Return all the lines below exactly as written. Drop every picture.

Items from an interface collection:
§ §
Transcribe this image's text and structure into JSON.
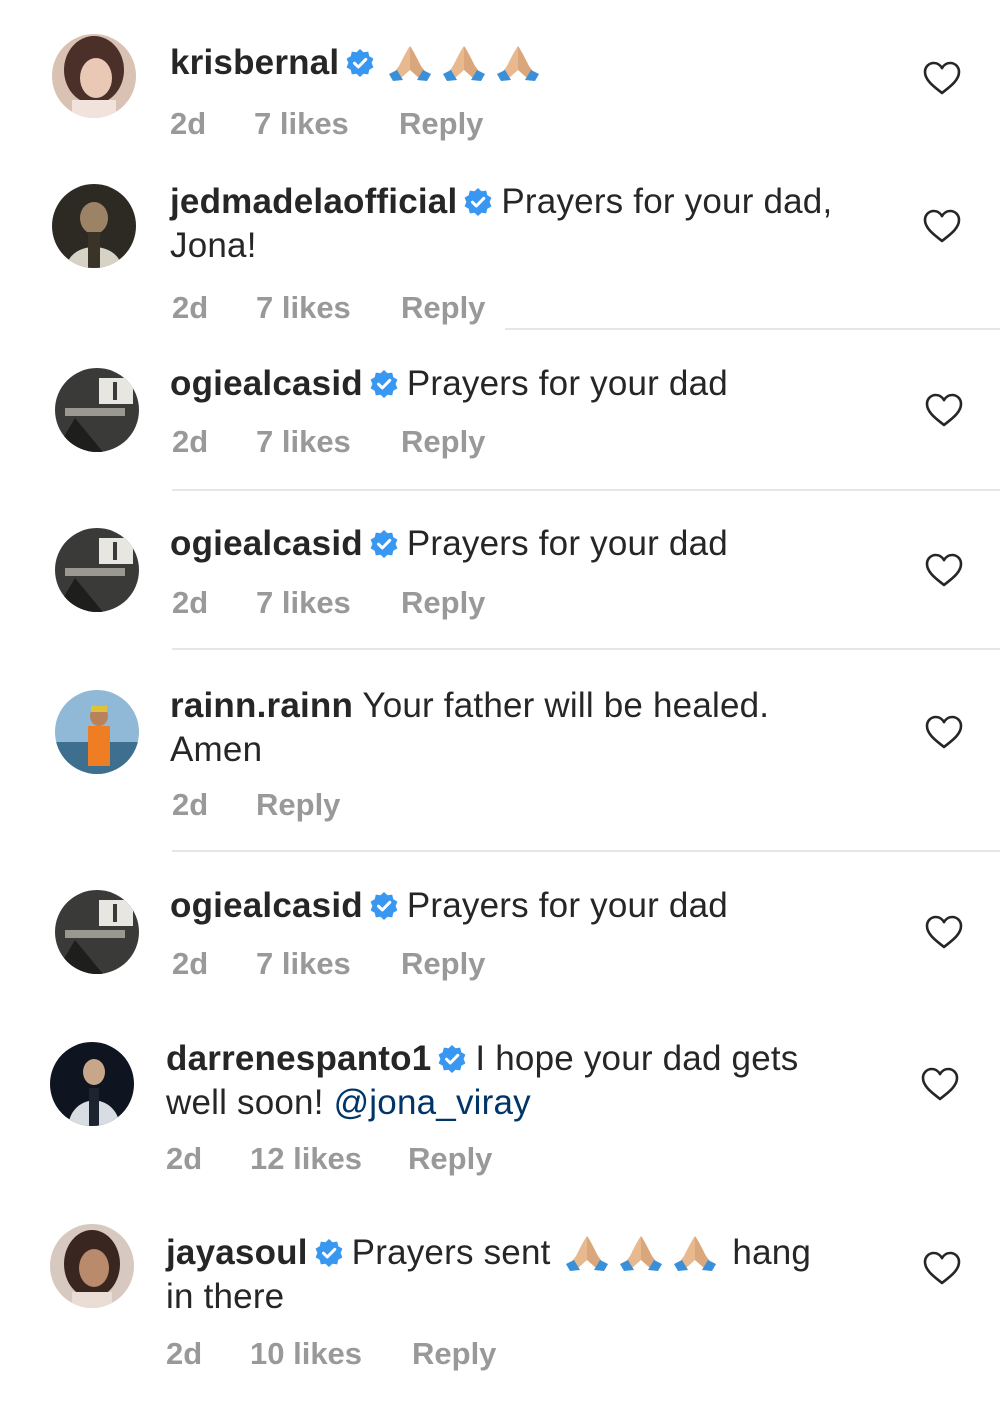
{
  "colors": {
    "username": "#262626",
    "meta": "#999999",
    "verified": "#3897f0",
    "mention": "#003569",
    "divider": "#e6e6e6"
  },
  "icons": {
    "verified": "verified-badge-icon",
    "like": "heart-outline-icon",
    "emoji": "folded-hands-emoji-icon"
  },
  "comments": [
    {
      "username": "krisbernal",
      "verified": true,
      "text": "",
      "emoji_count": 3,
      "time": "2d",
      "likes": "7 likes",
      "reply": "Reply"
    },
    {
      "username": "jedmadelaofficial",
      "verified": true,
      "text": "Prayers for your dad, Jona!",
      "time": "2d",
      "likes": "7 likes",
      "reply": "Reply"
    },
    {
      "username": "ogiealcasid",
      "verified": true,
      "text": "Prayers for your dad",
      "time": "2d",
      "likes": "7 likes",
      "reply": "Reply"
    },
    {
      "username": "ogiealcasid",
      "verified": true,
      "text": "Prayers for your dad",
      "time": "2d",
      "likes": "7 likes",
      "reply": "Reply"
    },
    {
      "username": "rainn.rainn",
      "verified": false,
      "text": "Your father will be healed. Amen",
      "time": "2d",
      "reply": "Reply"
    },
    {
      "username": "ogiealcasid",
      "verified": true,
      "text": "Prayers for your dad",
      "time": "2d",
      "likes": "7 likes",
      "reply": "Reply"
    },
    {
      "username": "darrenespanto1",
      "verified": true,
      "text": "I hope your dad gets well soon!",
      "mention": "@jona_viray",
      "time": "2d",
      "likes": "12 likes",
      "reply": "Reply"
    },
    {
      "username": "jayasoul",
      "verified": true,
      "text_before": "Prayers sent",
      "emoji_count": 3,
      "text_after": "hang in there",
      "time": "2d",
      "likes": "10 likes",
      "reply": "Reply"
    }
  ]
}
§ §
# Task result
Transcribe this image's text and structure into JSON.
{
  "colors": {
    "username": "#262626",
    "meta": "#999999",
    "verified": "#3897f0",
    "mention": "#003569",
    "divider": "#e6e6e6"
  },
  "icons": {
    "verified": "verified-badge-icon",
    "like": "heart-outline-icon",
    "emoji": "folded-hands-emoji-icon"
  },
  "comments": [
    {
      "username": "krisbernal",
      "verified": true,
      "text": "",
      "emoji_count": 3,
      "time": "2d",
      "likes": "7 likes",
      "reply": "Reply"
    },
    {
      "username": "jedmadelaofficial",
      "verified": true,
      "text": "Prayers for your dad, Jona!",
      "time": "2d",
      "likes": "7 likes",
      "reply": "Reply"
    },
    {
      "username": "ogiealcasid",
      "verified": true,
      "text": "Prayers for your dad",
      "time": "2d",
      "likes": "7 likes",
      "reply": "Reply"
    },
    {
      "username": "ogiealcasid",
      "verified": true,
      "text": "Prayers for your dad",
      "time": "2d",
      "likes": "7 likes",
      "reply": "Reply"
    },
    {
      "username": "rainn.rainn",
      "verified": false,
      "text": "Your father will be healed. Amen",
      "time": "2d",
      "reply": "Reply"
    },
    {
      "username": "ogiealcasid",
      "verified": true,
      "text": "Prayers for your dad",
      "time": "2d",
      "likes": "7 likes",
      "reply": "Reply"
    },
    {
      "username": "darrenespanto1",
      "verified": true,
      "text": "I hope your dad gets well soon!",
      "mention": "@jona_viray",
      "time": "2d",
      "likes": "12 likes",
      "reply": "Reply"
    },
    {
      "username": "jayasoul",
      "verified": true,
      "text_before": "Prayers sent",
      "emoji_count": 3,
      "text_after": "hang in there",
      "time": "2d",
      "likes": "10 likes",
      "reply": "Reply"
    }
  ]
}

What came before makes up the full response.